Instructions to follow: Below are some entries. Count the lines where "JSON" appears and state only that number.

··· Input data

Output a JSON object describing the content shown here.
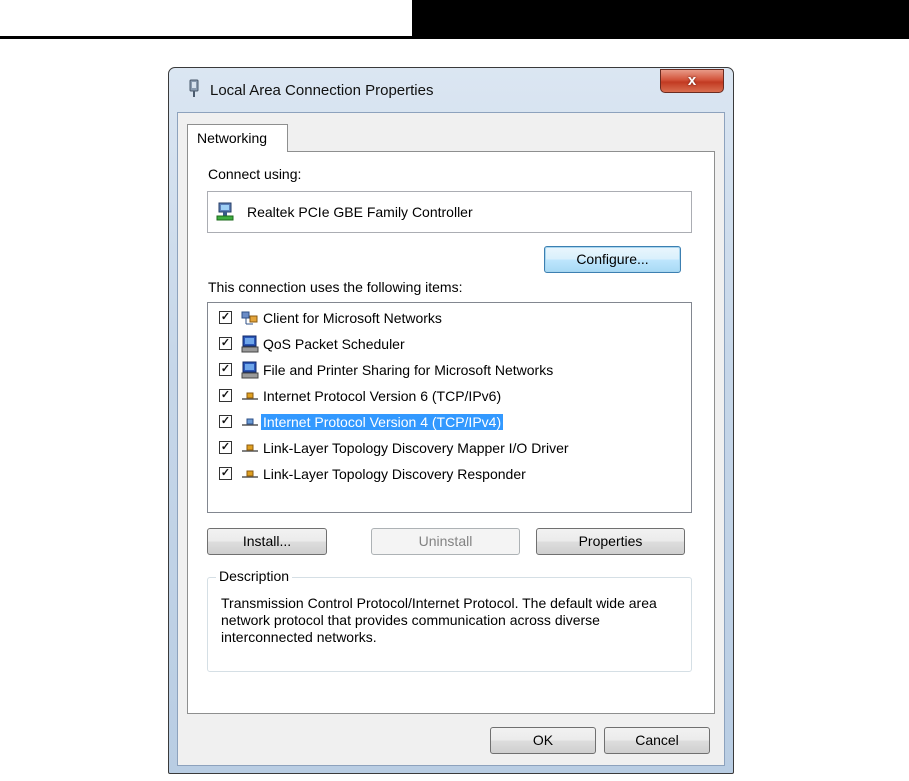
{
  "window": {
    "title": "Local Area Connection Properties",
    "close_glyph": "x"
  },
  "tabs": [
    {
      "label": "Networking",
      "selected": true
    }
  ],
  "connect_using": {
    "label": "Connect using:",
    "adapter_name": "Realtek PCIe GBE Family Controller",
    "adapter_icon": "network-adapter-icon"
  },
  "configure_button": {
    "label": "Configure..."
  },
  "items_section": {
    "label": "This connection uses the following items:",
    "items": [
      {
        "label": "Client for Microsoft Networks",
        "checked": true,
        "icon": "network-client-icon",
        "selected": false
      },
      {
        "label": "QoS Packet Scheduler",
        "checked": true,
        "icon": "network-service-icon",
        "selected": false
      },
      {
        "label": "File and Printer Sharing for Microsoft Networks",
        "checked": true,
        "icon": "network-service-icon",
        "selected": false
      },
      {
        "label": "Internet Protocol Version 6 (TCP/IPv6)",
        "checked": true,
        "icon": "network-protocol-icon",
        "selected": false
      },
      {
        "label": "Internet Protocol Version 4 (TCP/IPv4)",
        "checked": true,
        "icon": "network-protocol-icon",
        "selected": true
      },
      {
        "label": "Link-Layer Topology Discovery Mapper I/O Driver",
        "checked": true,
        "icon": "network-protocol-icon",
        "selected": false
      },
      {
        "label": "Link-Layer Topology Discovery Responder",
        "checked": true,
        "icon": "network-protocol-icon",
        "selected": false
      }
    ]
  },
  "buttons": {
    "install": "Install...",
    "uninstall": "Uninstall",
    "properties": "Properties",
    "ok": "OK",
    "cancel": "Cancel"
  },
  "description": {
    "legend": "Description",
    "text": "Transmission Control Protocol/Internet Protocol. The default wide area network protocol that provides communication across diverse interconnected networks."
  },
  "colors": {
    "selection": "#3399ff",
    "close_button": "#c9452d",
    "window_frame": "#c7d7e9"
  }
}
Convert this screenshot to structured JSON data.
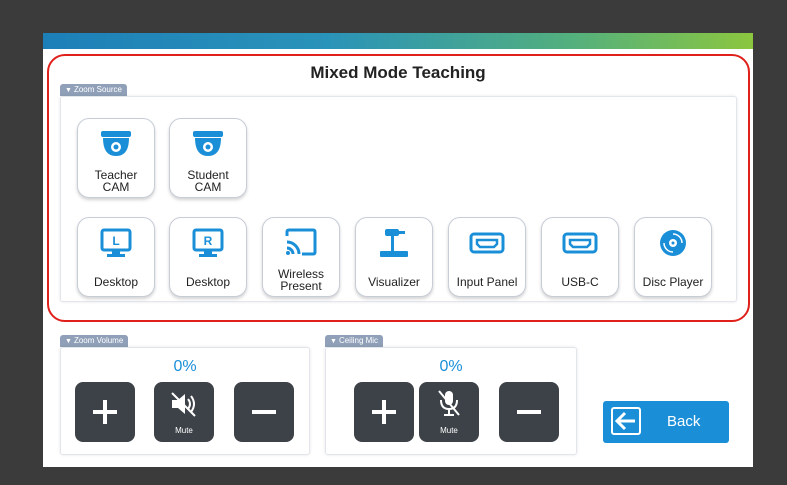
{
  "title": "Mixed Mode Teaching",
  "zoom_source": {
    "group_label": "Zoom Source",
    "row1": [
      {
        "line1": "Teacher",
        "line2": "CAM",
        "icon": "camera-icon"
      },
      {
        "line1": "Student",
        "line2": "CAM",
        "icon": "camera-icon"
      }
    ],
    "row2": [
      {
        "line1": "Desktop",
        "line2": "",
        "icon": "monitor-icon",
        "letter": "L"
      },
      {
        "line1": "Desktop",
        "line2": "",
        "icon": "monitor-icon",
        "letter": "R"
      },
      {
        "line1": "Wireless",
        "line2": "Present",
        "icon": "cast-icon"
      },
      {
        "line1": "Visualizer",
        "line2": "",
        "icon": "document-camera-icon"
      },
      {
        "line1": "Input Panel",
        "line2": "",
        "icon": "hdmi-icon"
      },
      {
        "line1": "USB-C",
        "line2": "",
        "icon": "hdmi-icon"
      },
      {
        "line1": "Disc Player",
        "line2": "",
        "icon": "disc-icon"
      }
    ]
  },
  "zoom_volume": {
    "group_label": "Zoom Volume",
    "level": "0%",
    "mute_label": "Mute"
  },
  "ceiling_mic": {
    "group_label": "Ceiling Mic",
    "level": "0%",
    "mute_label": "Mute"
  },
  "back_label": "Back",
  "colors": {
    "accent_blue": "#1a8fd8",
    "highlight_red": "#e0211b",
    "dark_button": "#3d4248"
  }
}
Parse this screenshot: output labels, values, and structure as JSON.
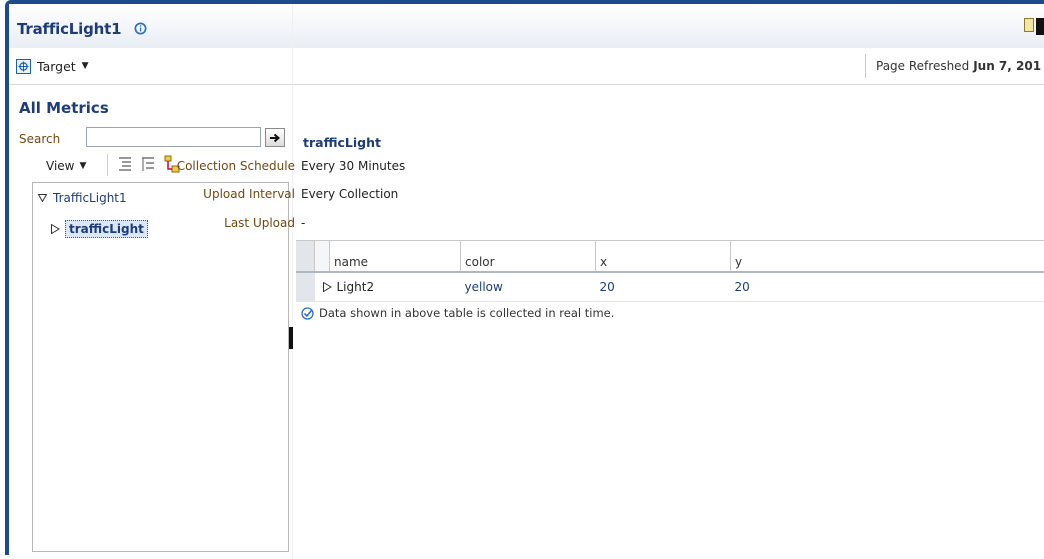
{
  "header": {
    "title": "TrafficLight1",
    "target_menu_label": "Target",
    "refresh_label": "Page Refreshed",
    "refresh_date": "Jun 7, 201"
  },
  "sidebar": {
    "section_title": "All Metrics",
    "search_label": "Search",
    "search_value": "",
    "view_menu_label": "View",
    "tree": {
      "root_label": "TrafficLight1",
      "child_label": "trafficLight"
    }
  },
  "main": {
    "metric_title": "trafficLight",
    "properties": [
      {
        "label": "Collection Schedule",
        "value": "Every 30 Minutes"
      },
      {
        "label": "Upload Interval",
        "value": "Every Collection"
      },
      {
        "label": "Last Upload",
        "value": "-"
      }
    ],
    "table": {
      "columns": [
        "name",
        "color",
        "x",
        "y"
      ],
      "rows": [
        {
          "name": "Light2",
          "color": "yellow",
          "x": "20",
          "y": "20"
        }
      ]
    },
    "footnote": "Data shown in above table is collected in real time."
  },
  "colors": {
    "frame": "#1c4b8c",
    "title": "#1e3c78",
    "label": "#6d4a10"
  },
  "icons": [
    "info-icon",
    "target-icon",
    "arrow-right-icon",
    "expand-all-icon",
    "collapse-all-icon",
    "tree-icon",
    "triangle-down-icon",
    "triangle-right-icon",
    "check-circle-icon"
  ]
}
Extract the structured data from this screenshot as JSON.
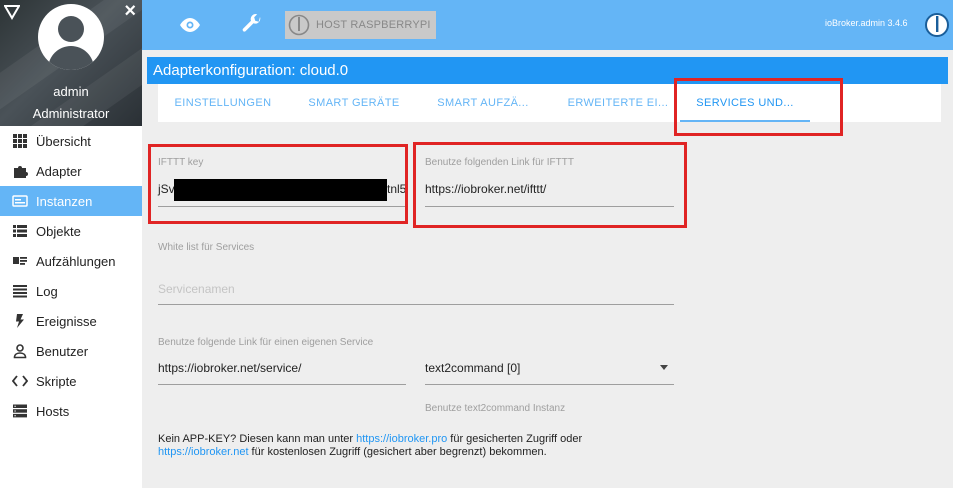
{
  "sidebar": {
    "user": "admin",
    "role": "Administrator",
    "items": [
      {
        "label": "Übersicht",
        "icon": "grid-icon",
        "active": false
      },
      {
        "label": "Adapter",
        "icon": "puzzle-icon",
        "active": false
      },
      {
        "label": "Instanzen",
        "icon": "instances-icon",
        "active": true
      },
      {
        "label": "Objekte",
        "icon": "list-icon",
        "active": false
      },
      {
        "label": "Aufzählungen",
        "icon": "enum-icon",
        "active": false
      },
      {
        "label": "Log",
        "icon": "log-icon",
        "active": false
      },
      {
        "label": "Ereignisse",
        "icon": "bolt-icon",
        "active": false
      },
      {
        "label": "Benutzer",
        "icon": "user-icon",
        "active": false
      },
      {
        "label": "Skripte",
        "icon": "code-icon",
        "active": false
      },
      {
        "label": "Hosts",
        "icon": "hosts-icon",
        "active": false
      }
    ]
  },
  "topbar": {
    "host_label": "HOST RASPBERRYPI",
    "version": "ioBroker.admin 3.4.6"
  },
  "page": {
    "title": "Adapterkonfiguration: cloud.0"
  },
  "tabs": [
    {
      "label": "EINSTELLUNGEN",
      "active": false
    },
    {
      "label": "SMART GERÄTE",
      "active": false
    },
    {
      "label": "SMART AUFZÄ...",
      "active": false
    },
    {
      "label": "ERWEITERTE EI...",
      "active": false
    },
    {
      "label": "SERVICES UND...",
      "active": true
    }
  ],
  "form": {
    "ifttt_key": {
      "label": "IFTTT key",
      "value_start": "jSv",
      "value_end": "tnl5"
    },
    "ifttt_link": {
      "label": "Benutze folgenden Link für IFTTT",
      "value": "https://iobroker.net/ifttt/"
    },
    "whitelist": {
      "label": "White list für Services",
      "placeholder": "Servicenamen"
    },
    "service_link": {
      "label": "Benutze folgende Link für einen eigenen Service",
      "value": "https://iobroker.net/service/"
    },
    "text2command": {
      "value": "text2command [0]",
      "helper": "Benutze text2command Instanz"
    }
  },
  "info": {
    "line1_text": "Kein APP-KEY? Diesen kann man unter ",
    "line1_link": "https://iobroker.pro",
    "line1_rest": " für gesicherten Zugriff oder",
    "line2_link": "https://iobroker.net",
    "line2_rest": " für kostenlosen Zugriff (gesichert aber begrenzt) bekommen."
  },
  "colors": {
    "accent": "#64b5f6",
    "title_bar": "#2196f3",
    "highlight": "#e02424"
  }
}
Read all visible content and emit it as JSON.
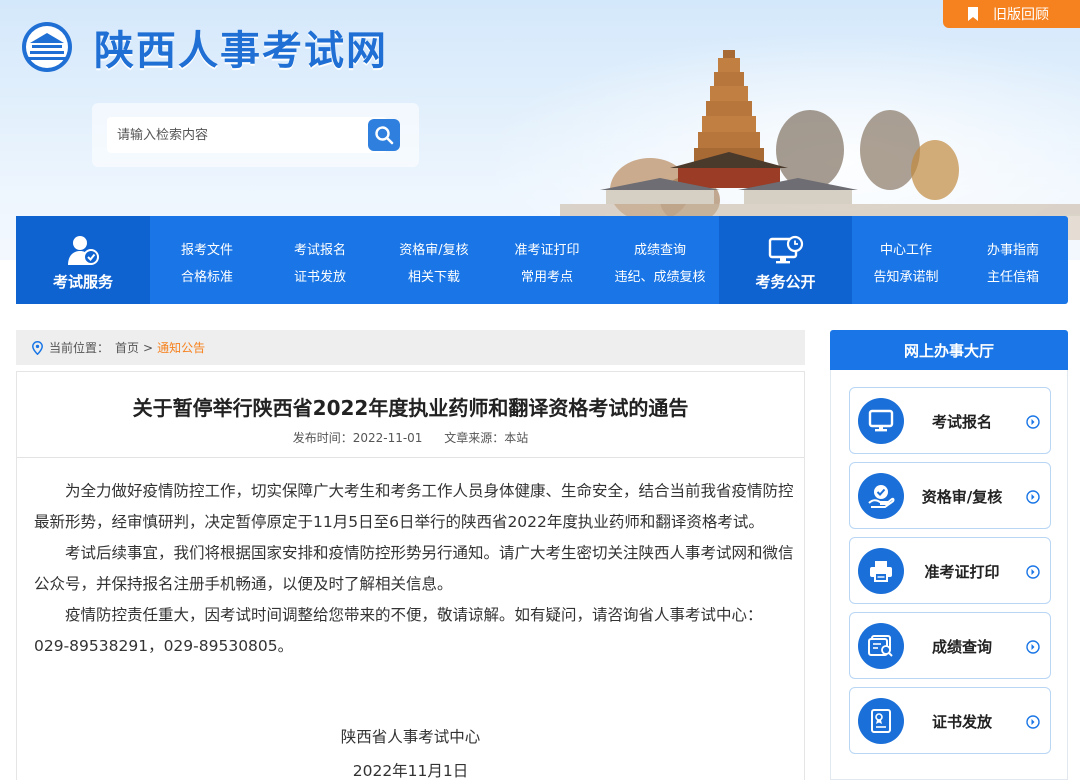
{
  "header": {
    "site_title": "陕西人事考试网",
    "old_version": "旧版回顾",
    "search_placeholder": "请输入检索内容"
  },
  "nav": {
    "service_label": "考试服务",
    "open_label": "考务公开",
    "items": [
      {
        "label": "报考文件"
      },
      {
        "label": "合格标准"
      },
      {
        "label": "考试报名"
      },
      {
        "label": "证书发放"
      },
      {
        "label": "资格审/复核"
      },
      {
        "label": "相关下载"
      },
      {
        "label": "准考证打印"
      },
      {
        "label": "常用考点"
      },
      {
        "label": "成绩查询"
      },
      {
        "label": "违纪、成绩复核"
      },
      {
        "label": "中心工作"
      },
      {
        "label": "告知承诺制"
      },
      {
        "label": "办事指南"
      },
      {
        "label": "主任信箱"
      }
    ]
  },
  "breadcrumb": {
    "prefix": "当前位置：",
    "home": "首页",
    "sep": ">",
    "current": "通知公告"
  },
  "article": {
    "title": "关于暂停举行陕西省2022年度执业药师和翻译资格考试的通告",
    "publish_time": "发布时间：2022-11-01",
    "source": "文章来源：本站",
    "paragraphs": [
      "为全力做好疫情防控工作，切实保障广大考生和考务工作人员身体健康、生命安全，结合当前我省疫情防控最新形势，经审慎研判，决定暂停原定于11月5日至6日举行的陕西省2022年度执业药师和翻译资格考试。",
      "考试后续事宜，我们将根据国家安排和疫情防控形势另行通知。请广大考生密切关注陕西人事考试网和微信公众号，并保持报名注册手机畅通，以便及时了解相关信息。",
      "疫情防控责任重大，因考试时间调整给您带来的不便，敬请谅解。如有疑问，请咨询省人事考试中心：029-89538291，029-89530805。"
    ],
    "signature": "陕西省人事考试中心",
    "date": "2022年11月1日"
  },
  "sidebar": {
    "title": "网上办事大厅",
    "items": [
      {
        "label": "考试报名",
        "icon": "monitor-icon"
      },
      {
        "label": "资格审/复核",
        "icon": "hand-check-icon"
      },
      {
        "label": "准考证打印",
        "icon": "printer-icon"
      },
      {
        "label": "成绩查询",
        "icon": "score-search-icon"
      },
      {
        "label": "证书发放",
        "icon": "certificate-icon"
      }
    ]
  },
  "colors": {
    "primary": "#1a76e6",
    "accent": "#f6821f"
  }
}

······

Task solution: 5